SOURCE INFORMATION>
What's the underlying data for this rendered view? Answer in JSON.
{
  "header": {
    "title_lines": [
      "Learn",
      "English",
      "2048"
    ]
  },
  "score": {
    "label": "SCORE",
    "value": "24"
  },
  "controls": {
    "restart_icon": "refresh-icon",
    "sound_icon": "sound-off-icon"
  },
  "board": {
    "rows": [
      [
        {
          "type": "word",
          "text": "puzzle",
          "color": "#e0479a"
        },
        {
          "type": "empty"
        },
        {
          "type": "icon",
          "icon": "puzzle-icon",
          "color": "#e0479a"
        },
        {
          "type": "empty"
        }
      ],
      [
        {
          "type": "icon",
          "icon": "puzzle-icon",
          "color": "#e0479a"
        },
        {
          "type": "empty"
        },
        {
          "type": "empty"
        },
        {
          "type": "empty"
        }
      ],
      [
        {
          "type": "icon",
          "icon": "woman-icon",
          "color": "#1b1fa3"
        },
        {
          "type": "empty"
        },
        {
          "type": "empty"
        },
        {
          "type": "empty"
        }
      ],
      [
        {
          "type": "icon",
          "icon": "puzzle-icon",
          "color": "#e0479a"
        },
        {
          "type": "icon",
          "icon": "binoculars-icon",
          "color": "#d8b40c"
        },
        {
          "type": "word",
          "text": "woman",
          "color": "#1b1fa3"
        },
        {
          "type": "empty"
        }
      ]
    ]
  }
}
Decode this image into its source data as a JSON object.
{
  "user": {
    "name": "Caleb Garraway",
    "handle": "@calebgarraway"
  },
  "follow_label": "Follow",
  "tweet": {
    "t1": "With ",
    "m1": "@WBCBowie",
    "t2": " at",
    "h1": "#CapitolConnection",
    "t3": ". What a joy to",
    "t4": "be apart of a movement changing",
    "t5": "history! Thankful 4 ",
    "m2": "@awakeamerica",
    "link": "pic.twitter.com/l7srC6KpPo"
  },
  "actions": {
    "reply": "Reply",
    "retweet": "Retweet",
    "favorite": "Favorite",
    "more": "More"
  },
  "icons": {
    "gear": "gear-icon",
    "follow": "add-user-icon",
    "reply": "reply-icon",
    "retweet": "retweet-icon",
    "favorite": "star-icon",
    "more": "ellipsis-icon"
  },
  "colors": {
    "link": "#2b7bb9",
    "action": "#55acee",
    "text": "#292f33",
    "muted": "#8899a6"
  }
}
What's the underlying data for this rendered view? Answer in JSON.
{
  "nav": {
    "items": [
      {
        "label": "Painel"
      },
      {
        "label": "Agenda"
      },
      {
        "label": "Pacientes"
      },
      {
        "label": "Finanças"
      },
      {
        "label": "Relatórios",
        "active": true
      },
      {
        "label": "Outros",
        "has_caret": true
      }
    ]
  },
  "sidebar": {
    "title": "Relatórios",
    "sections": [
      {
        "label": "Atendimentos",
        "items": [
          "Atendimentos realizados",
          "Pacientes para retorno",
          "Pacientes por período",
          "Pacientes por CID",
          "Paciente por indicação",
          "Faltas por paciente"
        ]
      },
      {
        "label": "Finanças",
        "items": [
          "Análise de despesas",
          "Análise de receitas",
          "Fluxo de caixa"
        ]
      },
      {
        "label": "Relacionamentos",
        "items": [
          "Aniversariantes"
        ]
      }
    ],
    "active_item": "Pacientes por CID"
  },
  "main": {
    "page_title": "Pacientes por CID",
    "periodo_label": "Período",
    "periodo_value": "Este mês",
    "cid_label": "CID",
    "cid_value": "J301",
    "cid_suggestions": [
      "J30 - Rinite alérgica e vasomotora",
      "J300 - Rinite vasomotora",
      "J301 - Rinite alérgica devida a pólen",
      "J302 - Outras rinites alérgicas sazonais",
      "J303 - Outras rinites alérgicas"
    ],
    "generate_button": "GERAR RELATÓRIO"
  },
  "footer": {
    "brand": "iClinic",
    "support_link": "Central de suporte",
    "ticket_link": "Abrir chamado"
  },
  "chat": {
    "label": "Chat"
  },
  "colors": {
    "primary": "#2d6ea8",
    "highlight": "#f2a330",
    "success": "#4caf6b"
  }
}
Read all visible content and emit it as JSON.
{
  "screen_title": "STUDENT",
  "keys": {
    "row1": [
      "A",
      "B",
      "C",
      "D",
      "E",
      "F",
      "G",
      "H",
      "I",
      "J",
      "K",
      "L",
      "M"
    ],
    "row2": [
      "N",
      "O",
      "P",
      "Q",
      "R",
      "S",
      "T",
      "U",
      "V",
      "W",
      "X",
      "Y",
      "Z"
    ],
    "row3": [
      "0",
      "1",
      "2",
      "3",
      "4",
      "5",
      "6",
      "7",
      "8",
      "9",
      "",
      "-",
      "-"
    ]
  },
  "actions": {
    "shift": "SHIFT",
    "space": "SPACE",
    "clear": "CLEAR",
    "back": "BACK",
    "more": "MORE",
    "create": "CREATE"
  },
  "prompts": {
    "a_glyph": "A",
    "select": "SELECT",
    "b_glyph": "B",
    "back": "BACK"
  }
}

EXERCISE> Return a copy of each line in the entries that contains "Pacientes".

WRITTEN SOLUTION>
        "label": "Pacientes"
          "Pacientes para retorno",
          "Pacientes por período",
          "Pacientes por CID",
    "active_item": "Pacientes por CID"
    "page_title": "Pacientes por CID",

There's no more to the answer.